$$10 \equiv -1 \pmod{11}$$

Thus , $$10^{2n-1} \equiv -1 \pmod{11}$$ ..... $$\forall n\in \mathbb{N}$$

and $$10^{2n-2} \equiv 1 \pmod{11}$$ ........ $$\forall n\in \mathbb{N}$$

We can write any number in decimal form as $$a_n\times 10^n +a_{n-1}\times 10^{n-1} +... + a_2\times 10^2 + a_1\times 10+a_0$$ where $$a_i$$ are actually digits from $$0$$ to $$9$$ .

Thus , if we take this whole thing modulo 11, it will become alternate $$+$$ and $$-$$ of the $$a_i$$ s and thus, we conclude that if "the difference between $$k$$ and $$l$$ is divisible by 11, the number is divisible by 11", where i define $$k$$ as sum of all digits having an even power of $$10$$ in the expanded form, and $$l$$ as the sum of all digits having an odd power of $$10$$ in the expanded form.

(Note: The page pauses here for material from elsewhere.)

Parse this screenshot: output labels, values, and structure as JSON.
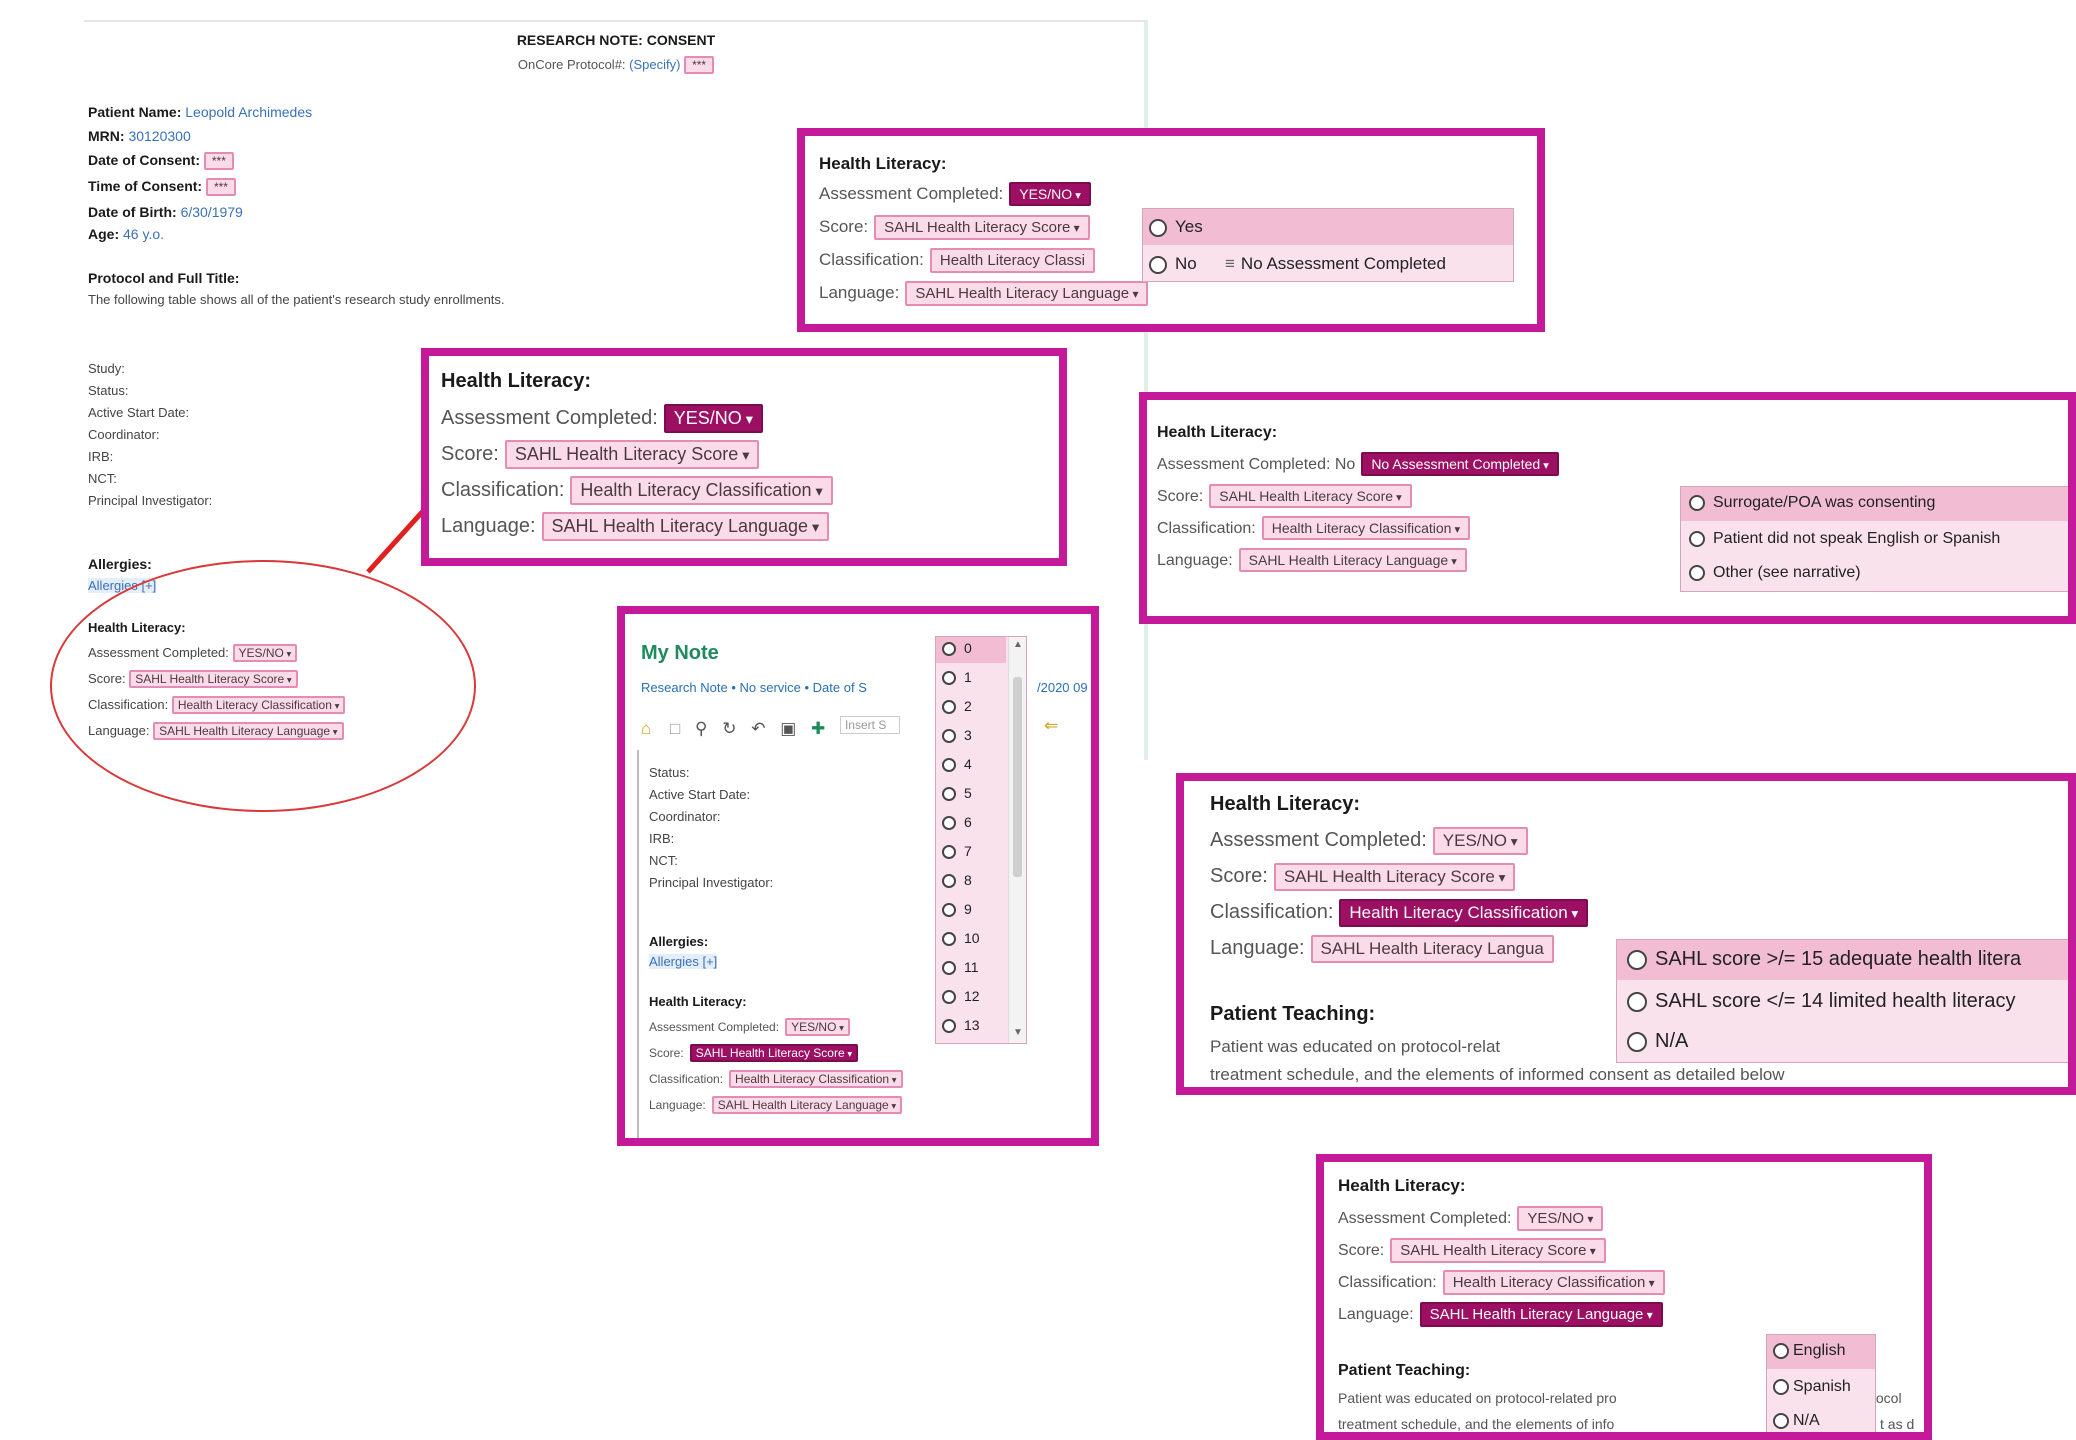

- 3 years, 9 months ago

How about $$11^n$$?

- 3 years, 9 months ago